A tonic that is initially absent for the first sections of a song, but arrives later on (often in the chorus). Often tied to lyrical themes of attained triumph, self-confidence, or clarity.
Occurs when the tonic is never actually sounded as a harmony during the song, but is still implied through the melody or through the use of conventional harmonic progressions.
A property of certain chord progressions, where the progression does not inherently imply a single chord as the tonic chord.
A core section of a popular song that is lyric-invariant and contains the primary lyrical material of the song. Chorus function is also typified by heightened musical intensity relative to the verse. Chorus sections are distinct from refrains, which are contained within a section.
When two keys/scales share the same pitches.
A diatonic mode that follows the pattern W–H–W–W–H–W–W. This is like the natural minor scale.

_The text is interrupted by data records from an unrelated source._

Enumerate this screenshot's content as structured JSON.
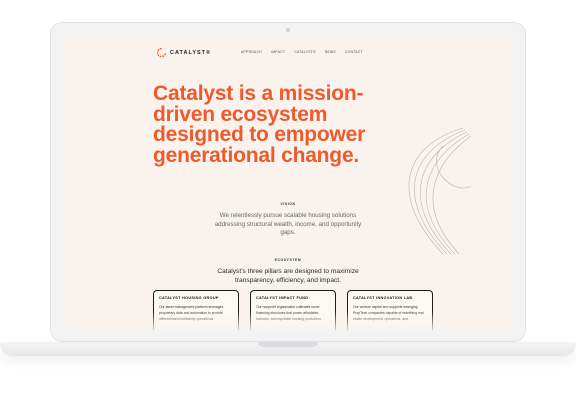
{
  "brand": {
    "name": "CATALYST®",
    "accent": "#ee5a2c"
  },
  "nav": {
    "links": [
      "APPROACH",
      "IMPACT",
      "CATALYSTS",
      "NEWS",
      "CONTACT"
    ]
  },
  "hero": {
    "headline_lines": [
      "Catalyst is a mission-",
      "driven ecosystem",
      "designed to empower",
      "generational change."
    ]
  },
  "vision": {
    "label": "VISION",
    "text": "We relentlessly pursue scalable housing solutions addressing structural wealth, income, and opportunity gaps."
  },
  "ecosystem": {
    "label": "ECOSYSTEM",
    "text": "Catalyst’s three pillars are designed to maximize transparency, efficiency, and impact."
  },
  "cards": [
    {
      "title": "CATALYST HOUSING GROUP",
      "desc": "Our asset management platform leverages proprietary data and automation to provide differentiated multifamily operational"
    },
    {
      "title": "CATALYST IMPACT FUND",
      "desc": "Our nonprofit organization cultivates novel financing structures that power affordable, inclusive, and equitable housing production."
    },
    {
      "title": "CATALYST INNOVATION LAB",
      "desc": "Our venture capital arm supports emerging PropTech companies capable of redefining real estate development, operations, and"
    }
  ]
}
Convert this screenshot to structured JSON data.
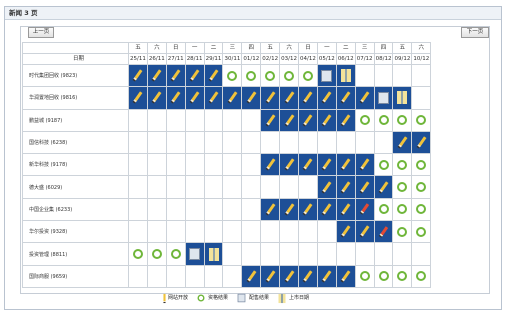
{
  "window": {
    "title": "新闻 3 页"
  },
  "nav": {
    "prev": "上一页",
    "next": "下一页"
  },
  "header": {
    "label": "日期",
    "weekdays": [
      "五",
      "六",
      "日",
      "一",
      "二",
      "三",
      "四",
      "五",
      "六",
      "日",
      "一",
      "二",
      "三",
      "四",
      "五",
      "六"
    ],
    "weekday_red": [
      false,
      true,
      true,
      false,
      false,
      false,
      false,
      false,
      true,
      true,
      false,
      false,
      false,
      false,
      false,
      true
    ],
    "dates": [
      "25/11",
      "26/11",
      "27/11",
      "28/11",
      "29/11",
      "30/11",
      "01/12",
      "02/12",
      "03/12",
      "04/12",
      "05/12",
      "06/12",
      "07/12",
      "08/12",
      "09/12",
      "10/12"
    ],
    "date_red": [
      false,
      true,
      true,
      false,
      false,
      false,
      false,
      false,
      true,
      true,
      false,
      false,
      false,
      false,
      false,
      true
    ]
  },
  "rows": [
    {
      "name": "时代集团回收 (9823)",
      "cells": [
        "P",
        "P",
        "P",
        "P",
        "P",
        "R",
        "R",
        "R",
        "R",
        "R",
        "PH",
        "DR",
        "W",
        "W",
        "W",
        "W"
      ]
    },
    {
      "name": "华润置地回收 (9816)",
      "cells": [
        "P",
        "P",
        "P",
        "P",
        "P",
        "P",
        "P",
        "P",
        "P",
        "P",
        "P",
        "P",
        "P",
        "PH",
        "DR",
        "W"
      ]
    },
    {
      "name": "鹏益城 (9187)",
      "cells": [
        "W",
        "W",
        "W",
        "W",
        "W",
        "W",
        "W",
        "P",
        "P",
        "P",
        "P",
        "P",
        "R",
        "R",
        "R",
        "R"
      ]
    },
    {
      "name": "国信科技 (6238)",
      "cells": [
        "W",
        "W",
        "W",
        "W",
        "W",
        "W",
        "W",
        "W",
        "W",
        "W",
        "W",
        "W",
        "W",
        "W",
        "P",
        "P"
      ]
    },
    {
      "name": "新华科技 (9178)",
      "cells": [
        "W",
        "W",
        "W",
        "W",
        "W",
        "W",
        "W",
        "P",
        "P",
        "P",
        "P",
        "P",
        "P",
        "R",
        "R",
        "R"
      ]
    },
    {
      "name": "德大盛 (6029)",
      "cells": [
        "W",
        "W",
        "W",
        "W",
        "W",
        "W",
        "W",
        "W",
        "W",
        "W",
        "P",
        "P",
        "P",
        "P",
        "R",
        "R"
      ]
    },
    {
      "name": "中国企业集 (6233)",
      "cells": [
        "W",
        "W",
        "W",
        "W",
        "W",
        "W",
        "W",
        "P",
        "P",
        "P",
        "P",
        "P",
        "RP",
        "R",
        "R",
        "R"
      ]
    },
    {
      "name": "华尔投资 (9328)",
      "cells": [
        "W",
        "W",
        "W",
        "W",
        "W",
        "W",
        "W",
        "W",
        "W",
        "W",
        "W",
        "P",
        "P",
        "RP",
        "R",
        "R"
      ]
    },
    {
      "name": "投资管理 (8811)",
      "cells": [
        "R",
        "R",
        "R",
        "PH",
        "DR",
        "W",
        "W",
        "W",
        "W",
        "W",
        "W",
        "W",
        "W",
        "W",
        "W",
        "W"
      ]
    },
    {
      "name": "国际商服 (9659)",
      "cells": [
        "W",
        "W",
        "W",
        "W",
        "W",
        "W",
        "P",
        "P",
        "P",
        "P",
        "P",
        "P",
        "R",
        "R",
        "R",
        "R"
      ]
    }
  ],
  "legend": [
    {
      "label": "网站开放",
      "icon": "pencil-icon"
    },
    {
      "label": "资格结果",
      "icon": "ring-icon"
    },
    {
      "label": "配售结果",
      "icon": "photo-icon"
    },
    {
      "label": "上市日期",
      "icon": "drinks-icon"
    }
  ],
  "colors": {
    "accent": "#1d4f97",
    "ring": "#6fb63a",
    "weekend": "#d0281e"
  }
}
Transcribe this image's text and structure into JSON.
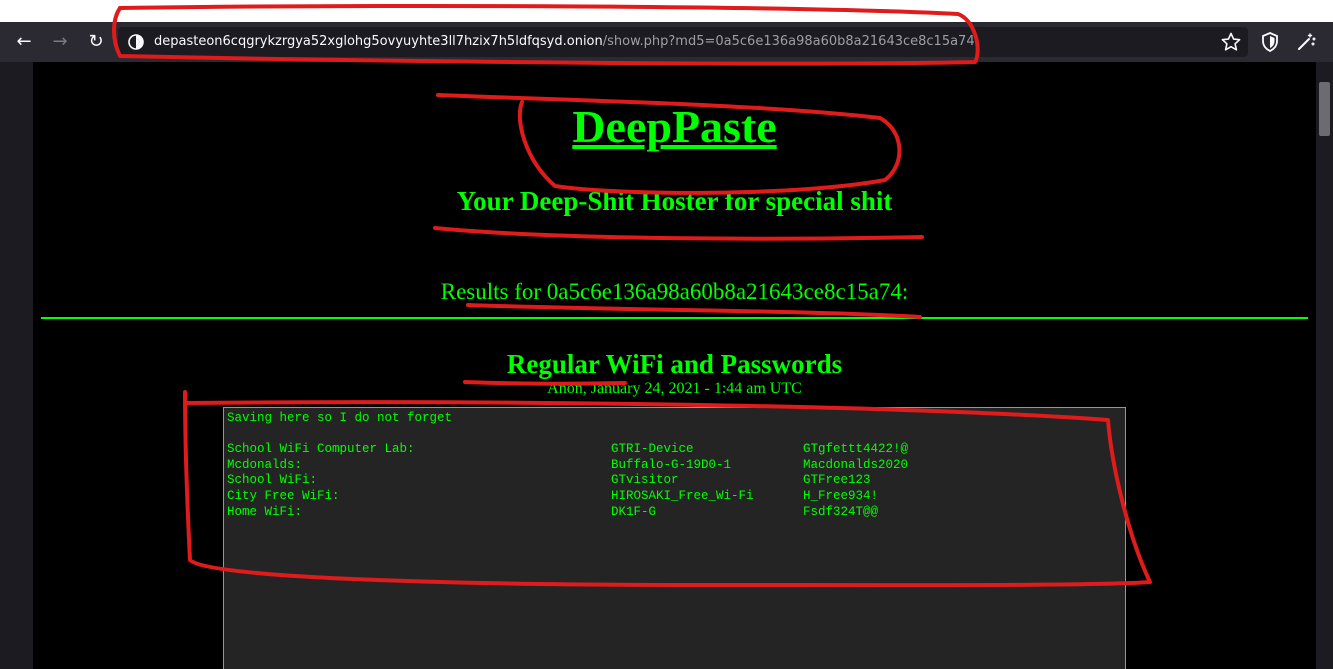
{
  "browser": {
    "url_host": "depasteon6cqgrykzrgya52xglohg5ovyuyhte3ll7hzix7h5ldfqsyd.onion",
    "url_path": "/show.php?md5=0a5c6e136a98a60b8a21643ce8c15a74",
    "icons": [
      "back-icon",
      "forward-icon",
      "reload-icon",
      "onion-site-icon",
      "star-icon",
      "shield-icon",
      "wand-icon"
    ]
  },
  "site": {
    "title": "DeepPaste",
    "tagline": "Your Deep-Shit Hoster for special shit",
    "results_line": "Results for 0a5c6e136a98a60b8a21643ce8c15a74:"
  },
  "paste": {
    "title": "Regular WiFi and Passwords",
    "meta": "Anon, January 24, 2021 - 1:44 am UTC",
    "intro": "Saving here so I do not forget",
    "rows": [
      {
        "name": "School WiFi Computer Lab:",
        "ssid": "GTRI-Device",
        "password": "GTgfettt4422!@"
      },
      {
        "name": "Mcdonalds:",
        "ssid": "Buffalo-G-19D0-1",
        "password": "Macdonalds2020"
      },
      {
        "name": "School WiFi:",
        "ssid": "GTvisitor",
        "password": "GTFree123"
      },
      {
        "name": "City Free WiFi:",
        "ssid": "HIROSAKI_Free_Wi-Fi",
        "password": "H_Free934!"
      },
      {
        "name": "Home WiFi:",
        "ssid": "DK1F-G",
        "password": "Fsdf324T@@"
      }
    ]
  },
  "colors": {
    "accent": "#00ff00",
    "annotation": "#e01b1b",
    "page_bg": "#000000",
    "paste_bg": "#242424"
  }
}
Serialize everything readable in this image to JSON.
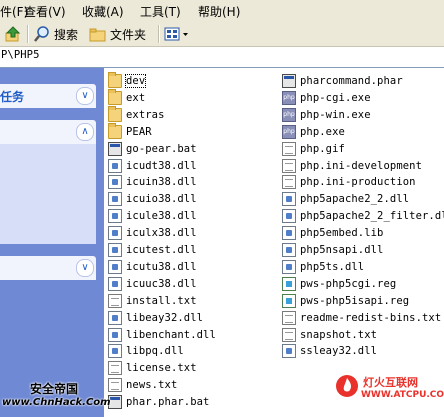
{
  "menubar": {
    "items": [
      "件(F)",
      "查看(V)",
      "收藏(A)",
      "工具(T)",
      "帮助(H)"
    ]
  },
  "toolbar": {
    "search_label": "搜索",
    "folders_label": "文件夹"
  },
  "address": {
    "path": "P\\PHP5"
  },
  "leftpane": {
    "panel1_title": "任务"
  },
  "files": {
    "col1": [
      "dev",
      "ext",
      "extras",
      "PEAR",
      "go-pear.bat",
      "icudt38.dll",
      "icuin38.dll",
      "icuio38.dll",
      "icule38.dll",
      "iculx38.dll",
      "icutest.dll",
      "icutu38.dll",
      "icuuc38.dll",
      "install.txt",
      "libeay32.dll",
      "libenchant.dll",
      "libpq.dll",
      "license.txt",
      "news.txt",
      "phar.phar.bat"
    ],
    "col1_types": [
      "folder",
      "folder",
      "folder",
      "folder",
      "exe",
      "dll",
      "dll",
      "dll",
      "dll",
      "dll",
      "dll",
      "dll",
      "dll",
      "doc",
      "dll",
      "dll",
      "dll",
      "doc",
      "doc",
      "exe"
    ],
    "col2": [
      "pharcommand.phar",
      "php-cgi.exe",
      "php-win.exe",
      "php.exe",
      "php.gif",
      "php.ini-development",
      "php.ini-production",
      "php5apache2_2.dll",
      "php5apache2_2_filter.dll",
      "php5embed.lib",
      "php5nsapi.dll",
      "php5ts.dll",
      "pws-php5cgi.reg",
      "pws-php5isapi.reg",
      "readme-redist-bins.txt",
      "snapshot.txt",
      "ssleay32.dll"
    ],
    "col2_types": [
      "exe",
      "php",
      "php",
      "php",
      "doc",
      "doc",
      "doc",
      "dll",
      "dll",
      "dll",
      "dll",
      "dll",
      "reg",
      "reg",
      "doc",
      "doc",
      "dll"
    ]
  },
  "watermarks": {
    "left_line1": "安全帝国",
    "left_line2": "www.ChnHack.Com",
    "right_line1": "灯火互联网",
    "right_line2": "WWW.ATCPU.COM"
  }
}
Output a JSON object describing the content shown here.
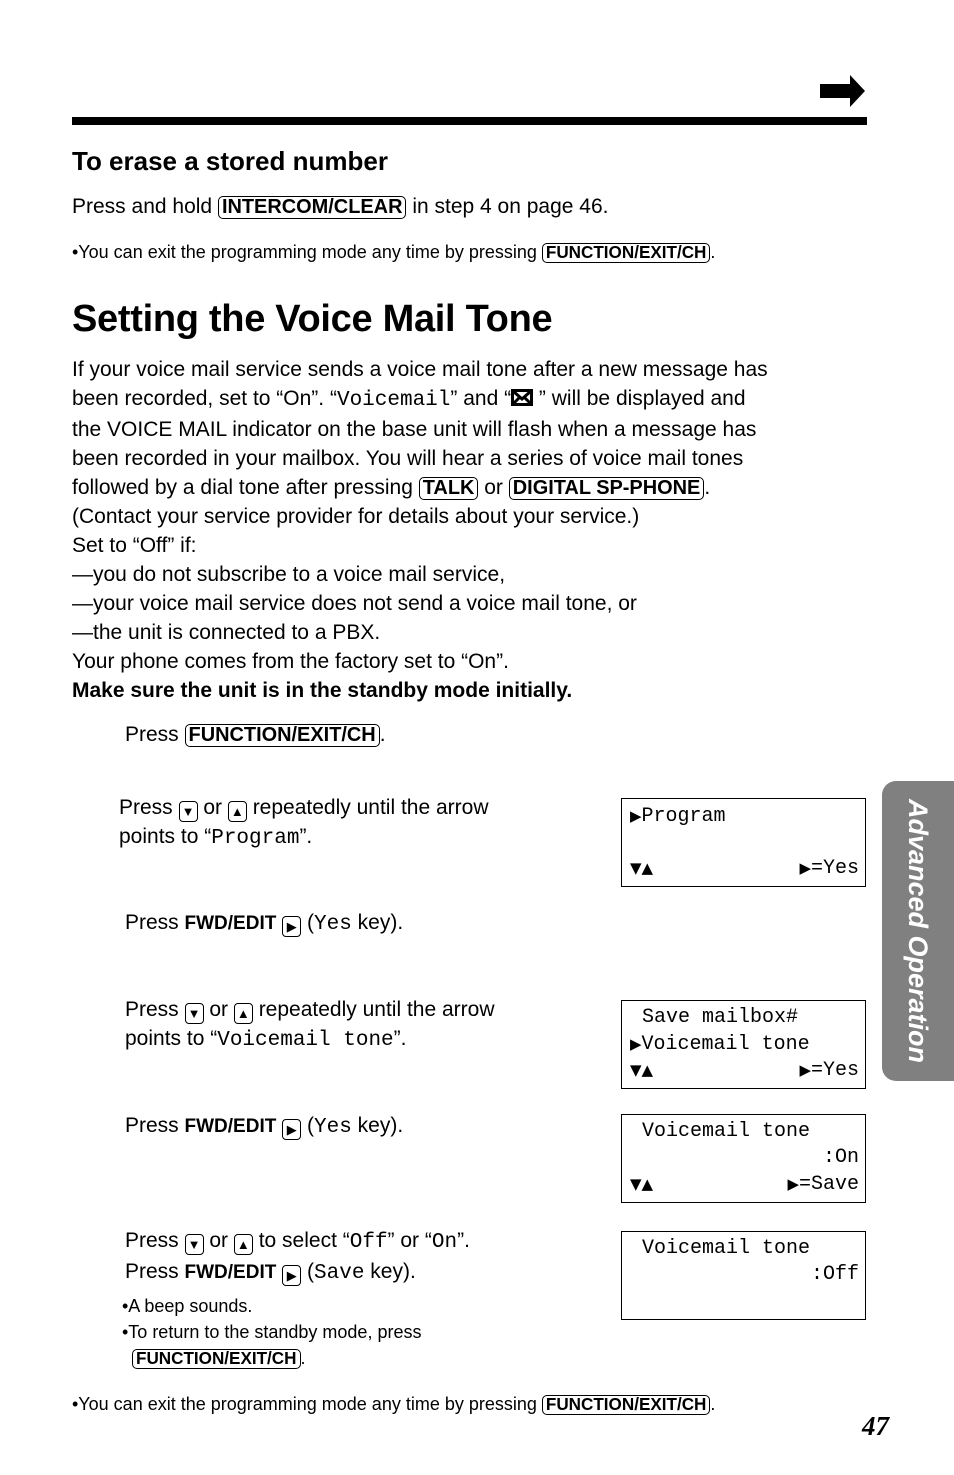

This scale can also be found by playing the white notes of the piano starting on A.
A diatonic mode that follows the pattern W–W–H–W–W–H–W. This is like the major scale, but with a lowered 7̂. This scale can also be found by playing the white notes of the piano starting on G.